Goldstein begins his sculpting process by mounting an Armature, a skeleton of the sculpture to a wooden base, and then applying softened clay. Once he has a full-scale clay model, he casts the piece in bronze using the extensive lost wax process at a foundry. Marty finishes the process by creating custom patinas for each piece. Marty can spend several months sculpting a single dog. Goldstein says that during the molding process, the first laugh is the litmus test to know he’s on the right track.
Artist statement: Whimsical dogs remind me that life sometimes gets too serious and that we need a release. Funny looking dogs do that for me. - Marty Goldstein
Like Norman Rockwell, Seuss personally created every rough sketch, preliminary drawing, final line drawing and finished work for each page of every project he illustrated. Despite the technical and budgetary limitations of color printing during the early and mid-twentieth century, Dr. Seuss the artist was meticulous about color selection. He created specially numbered color charts and elaborate color call-outs to precisely accomplish his vision for each book. Saturated reds and blues, for example, were carefully chosen for The Cat in the Hat to attract and maintain the visual attention of a six-year-old audience. By the time Seuss’s book career took off, sharp draftsman skills were evident in drawings. His ability to move a storyline ahead via illustrations filled with tension, movement and color became a hallmark component of his work, and the surreal images that unfolded over six decades became the catalyst for a humorous and inspired learning experience.

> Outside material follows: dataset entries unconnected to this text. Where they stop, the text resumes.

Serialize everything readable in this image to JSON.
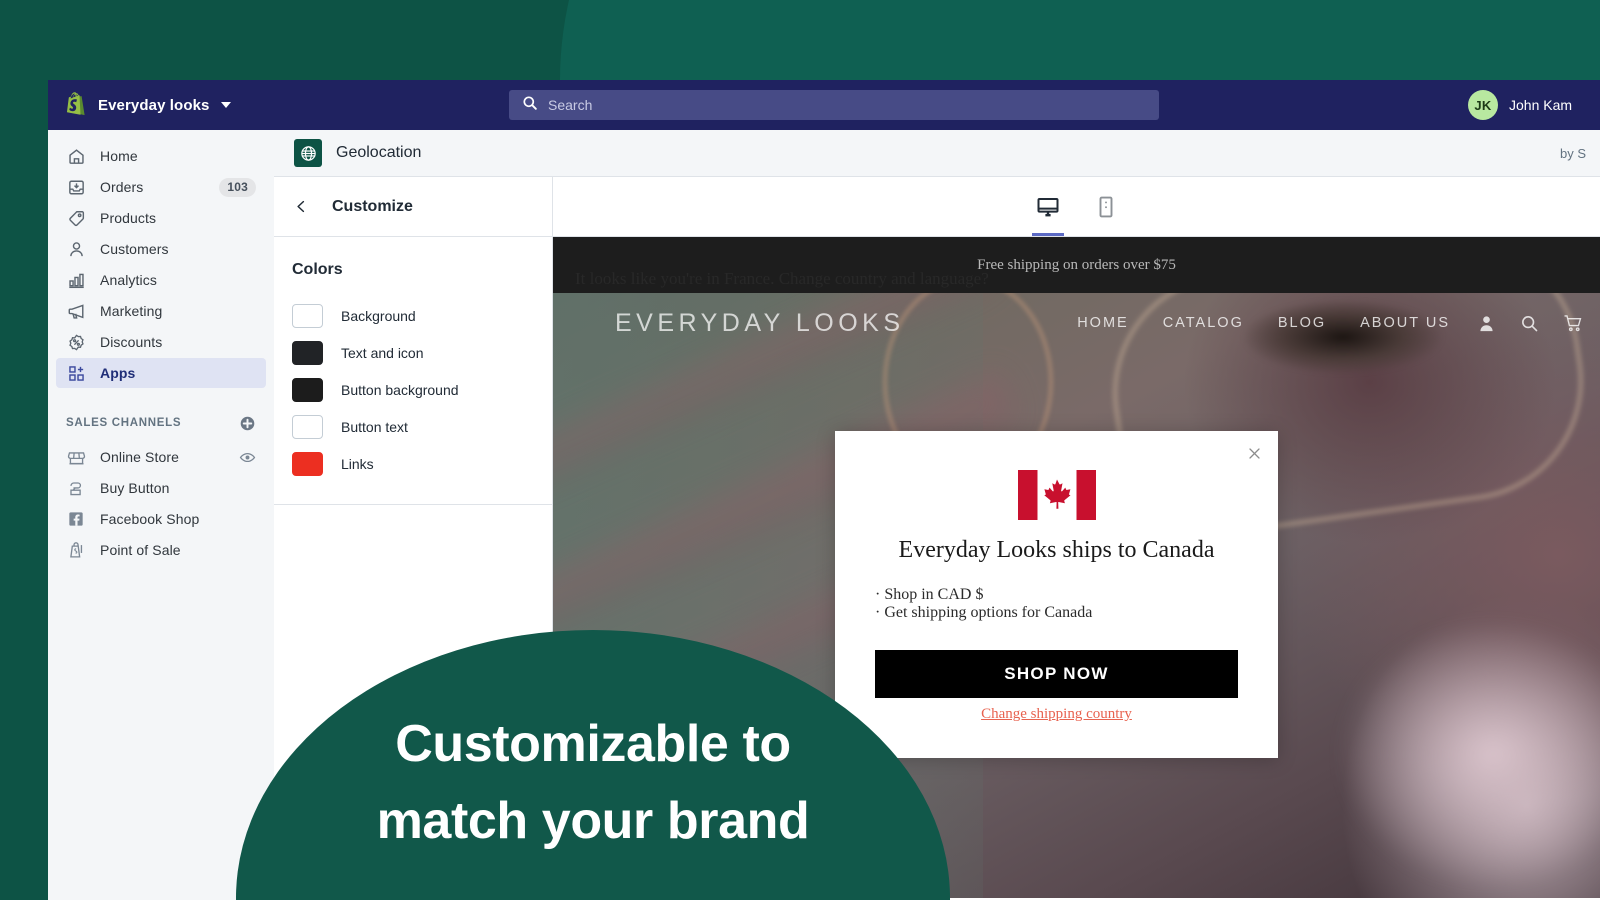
{
  "topbar": {
    "store_name": "Everyday looks",
    "store_switcher_icon": "shopify-logo-icon",
    "caret_icon": "chevron-down-icon",
    "search_icon": "search-icon",
    "search_placeholder": "Search",
    "search_value": "",
    "avatar_initials": "JK",
    "user_name": "John Kam",
    "bg_color": "#1f2260",
    "search_bg_color": "#474b86",
    "avatar_color": "#b8e8a0"
  },
  "sidebar": {
    "items": [
      {
        "label": "Home",
        "icon": "home-icon",
        "badge": "",
        "active": false
      },
      {
        "label": "Orders",
        "icon": "orders-inbox-icon",
        "badge": "103",
        "active": false
      },
      {
        "label": "Products",
        "icon": "tag-icon",
        "badge": "",
        "active": false
      },
      {
        "label": "Customers",
        "icon": "person-icon",
        "badge": "",
        "active": false
      },
      {
        "label": "Analytics",
        "icon": "bar-chart-icon",
        "badge": "",
        "active": false
      },
      {
        "label": "Marketing",
        "icon": "megaphone-icon",
        "badge": "",
        "active": false
      },
      {
        "label": "Discounts",
        "icon": "discount-percent-icon",
        "badge": "",
        "active": false
      },
      {
        "label": "Apps",
        "icon": "apps-grid-plus-icon",
        "badge": "",
        "active": true
      }
    ],
    "sales_channels": {
      "heading": "SALES CHANNELS",
      "add_icon": "plus-circle-icon",
      "items": [
        {
          "label": "Online Store",
          "icon": "storefront-icon",
          "action_icon": "eye-icon"
        },
        {
          "label": "Buy Button",
          "icon": "buy-button-icon",
          "action_icon": ""
        },
        {
          "label": "Facebook Shop",
          "icon": "facebook-icon",
          "action_icon": ""
        },
        {
          "label": "Point of Sale",
          "icon": "point-of-sale-icon",
          "action_icon": ""
        }
      ]
    },
    "active_highlight_color": "#dfe3f3"
  },
  "app_frame": {
    "app_icon": "globe-geolocation-icon",
    "app_title": "Geolocation",
    "byline": "by S"
  },
  "customize": {
    "back_icon": "chevron-left-icon",
    "title": "Customize",
    "colors_section": {
      "title": "Colors",
      "rows": [
        {
          "label": "Background",
          "color": "#ffffff"
        },
        {
          "label": "Text and icon",
          "color": "#212326"
        },
        {
          "label": "Button background",
          "color": "#1c1c1c"
        },
        {
          "label": "Button text",
          "color": "#ffffff"
        },
        {
          "label": "Links",
          "color": "#ec2f21"
        }
      ]
    }
  },
  "preview": {
    "devices": [
      {
        "name": "desktop",
        "icon": "desktop-monitor-icon",
        "active": true
      },
      {
        "name": "mobile",
        "icon": "mobile-phone-icon",
        "active": false
      }
    ],
    "active_underline_color": "#5c6ac4",
    "storefront": {
      "announcement": "Free shipping on orders over $75",
      "geo_banner": "It looks like you're in France. Change country and language?",
      "logo": "EVERYDAY LOOKS",
      "nav_links": [
        "HOME",
        "CATALOG",
        "BLOG",
        "ABOUT US"
      ],
      "nav_icons": [
        "account-person-icon",
        "search-icon",
        "shopping-cart-icon"
      ]
    },
    "geo_modal": {
      "close_icon": "close-x-icon",
      "flag_icon": "canada-flag-icon",
      "heading": "Everyday Looks ships to Canada",
      "bullets": [
        "· Shop in CAD $",
        "· Get shipping options for Canada"
      ],
      "primary_button": "SHOP NOW",
      "secondary_link": "Change shipping country",
      "button_bg_color": "#000000",
      "link_color": "#e8624f"
    }
  },
  "marketing": {
    "headline_line1": "Customizable to",
    "headline_line2": "match your brand",
    "blob_color": "#11584a",
    "backdrop_color": "#0d5345"
  }
}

Artist Leo Rijn, the inaugural sculptor for the Dr. Seuss Tribute Collection I, was selected to launch this project due to his prized work with some of today’s top talent in the world of film, entertainment and the visual arts (including Tim Burton, Ang Lee and Steven Spielberg). Rijn has been identified as one of today’s brightest sculpting talents because of his ability to breathe life into the written word and successfully transform two-dimensional ideas into three-dimensional works of art. Universal Studios commissioned Leo to develop and oversee the creation of numerous maquette scale models for the Monumental Dr. Seuss Sculptures at Seuss Landing in Orlando, Florida. Leo was instrumental in the art direction for many of the sculpted characters and buildings now on display at this permanent Seuss attraction. His strikingly accurate Seuss works embody a masterful and intuitive Seussian sensibility, establishing him as a leading talent in interpretive sculpting.

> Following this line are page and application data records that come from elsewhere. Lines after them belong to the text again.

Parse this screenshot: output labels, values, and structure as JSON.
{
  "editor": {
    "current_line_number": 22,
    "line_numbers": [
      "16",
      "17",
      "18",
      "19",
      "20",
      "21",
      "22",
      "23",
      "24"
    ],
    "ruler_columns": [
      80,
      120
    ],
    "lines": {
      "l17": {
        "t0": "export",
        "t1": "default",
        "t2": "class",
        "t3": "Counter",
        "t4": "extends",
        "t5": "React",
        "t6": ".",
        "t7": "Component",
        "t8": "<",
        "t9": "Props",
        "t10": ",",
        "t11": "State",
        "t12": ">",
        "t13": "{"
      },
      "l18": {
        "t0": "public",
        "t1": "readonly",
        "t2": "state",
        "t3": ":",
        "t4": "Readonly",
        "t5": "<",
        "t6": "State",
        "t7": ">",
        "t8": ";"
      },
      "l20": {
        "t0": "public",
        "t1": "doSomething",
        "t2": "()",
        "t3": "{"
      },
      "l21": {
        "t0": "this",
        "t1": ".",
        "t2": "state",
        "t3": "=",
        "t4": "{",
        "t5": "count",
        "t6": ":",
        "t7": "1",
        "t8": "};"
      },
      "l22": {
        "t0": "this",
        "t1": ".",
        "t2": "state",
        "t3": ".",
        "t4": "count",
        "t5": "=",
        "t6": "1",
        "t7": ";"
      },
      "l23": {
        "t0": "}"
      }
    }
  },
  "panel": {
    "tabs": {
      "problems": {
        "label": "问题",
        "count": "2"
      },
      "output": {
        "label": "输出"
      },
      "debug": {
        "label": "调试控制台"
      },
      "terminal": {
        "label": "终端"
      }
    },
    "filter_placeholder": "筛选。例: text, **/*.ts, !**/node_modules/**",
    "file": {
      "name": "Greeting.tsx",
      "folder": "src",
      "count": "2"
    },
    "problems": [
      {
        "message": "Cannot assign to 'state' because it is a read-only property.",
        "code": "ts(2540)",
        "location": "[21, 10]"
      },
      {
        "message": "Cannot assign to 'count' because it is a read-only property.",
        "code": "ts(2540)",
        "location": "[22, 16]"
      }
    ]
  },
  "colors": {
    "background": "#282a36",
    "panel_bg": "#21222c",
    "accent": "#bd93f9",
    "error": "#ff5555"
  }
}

Seuss embarked on an ingenious project in the early 1930s as he evolved from two-dimensional artworks to three-dimensional sculptures. What was most unusual for these mixed-media sculptures was the use of real animal parts including beaks, antlers and horns from deceased Forest Park Zoo animals where Seuss’s father was superintendent. Unorthodox Collection of Taxidermy was born in a cramped New York apartment and included a menagerie of inventive creatures with names like the “Two Horned Drouberhannis,” “Andulovian Grackler,” and “Semi-Normal Green-Lidded Fawn.” Shortly after Seuss created this unique collection of artworks, Look Magazine dubbed Seuss “The World’s Most Eminent Authority on Unheard-Of Animals.” To this day, Seuss’s Unorthodox Collection of Taxidermy remains as some of the finest examples of his inventive and multi-dimensional creativity.
Illustrator by day, surrealist by night, Seuss created a body of irrepressible work that redefines this American icon as an iconographic American artist. Yet, the Secret Art often shows a side of the artist that most readers, familiar with him through his classic children’s books, have never seen. This collection, created over a period of more than 60 years, encompasses the entirety of Seuss’s multi-dimensional talent. The artistic golden thread highlighted throughout this collection is apparent in each wildly imaginative and surreal Secret Art image. The Secret Art of Dr. Seuss is an inimitable collection of artworks created at night for his own personal enjoyment. These works were rarely, if ever, exhibited during his lifetime and provide a deeper glimpse into the art and life of this celebrated American Icon.